§ **Work task**
Check every line below for the word "source" and copy each one that has it.

[[ Provided data, beginning ]]

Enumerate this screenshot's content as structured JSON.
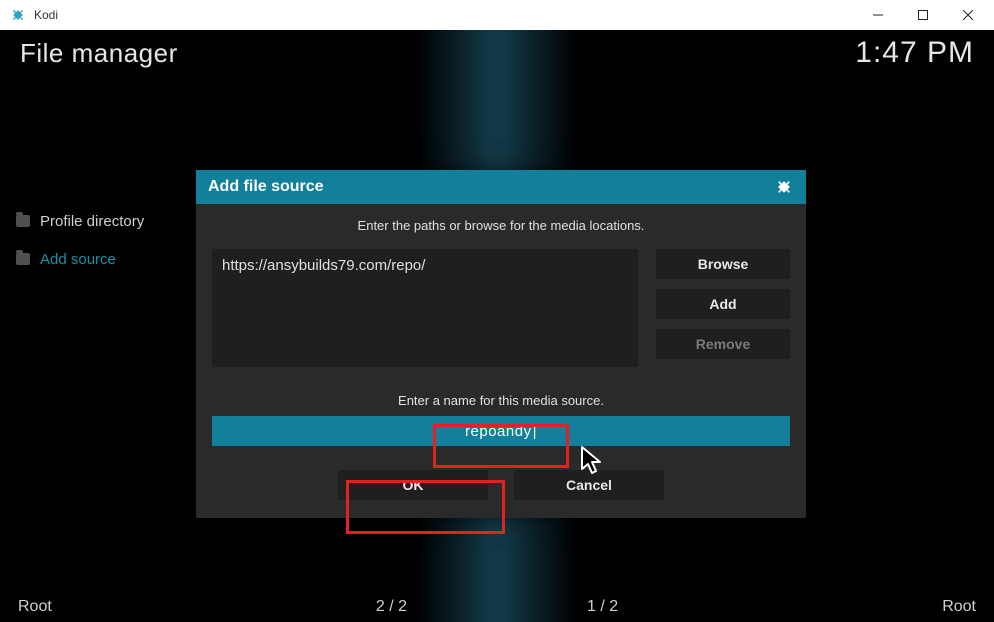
{
  "window": {
    "appName": "Kodi"
  },
  "header": {
    "title": "File manager",
    "time": "1:47 PM"
  },
  "leftList": {
    "items": [
      {
        "label": "Profile directory",
        "active": false
      },
      {
        "label": "Add source",
        "active": true
      }
    ]
  },
  "bottom": {
    "left": "Root",
    "mid1": "2 / 2",
    "mid2": "1 / 2",
    "right": "Root"
  },
  "dialog": {
    "title": "Add file source",
    "hintPaths": "Enter the paths or browse for the media locations.",
    "pathValue": "https://ansybuilds79.com/repo/",
    "buttons": {
      "browse": "Browse",
      "add": "Add",
      "remove": "Remove"
    },
    "hintName": "Enter a name for this media source.",
    "nameValue": "repoandy",
    "actions": {
      "ok": "OK",
      "cancel": "Cancel"
    }
  }
}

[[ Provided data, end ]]

§ **Answer section**
        "label": "Add source",
    "title": "Add file source",
    "hintName": "Enter a name for this media source.",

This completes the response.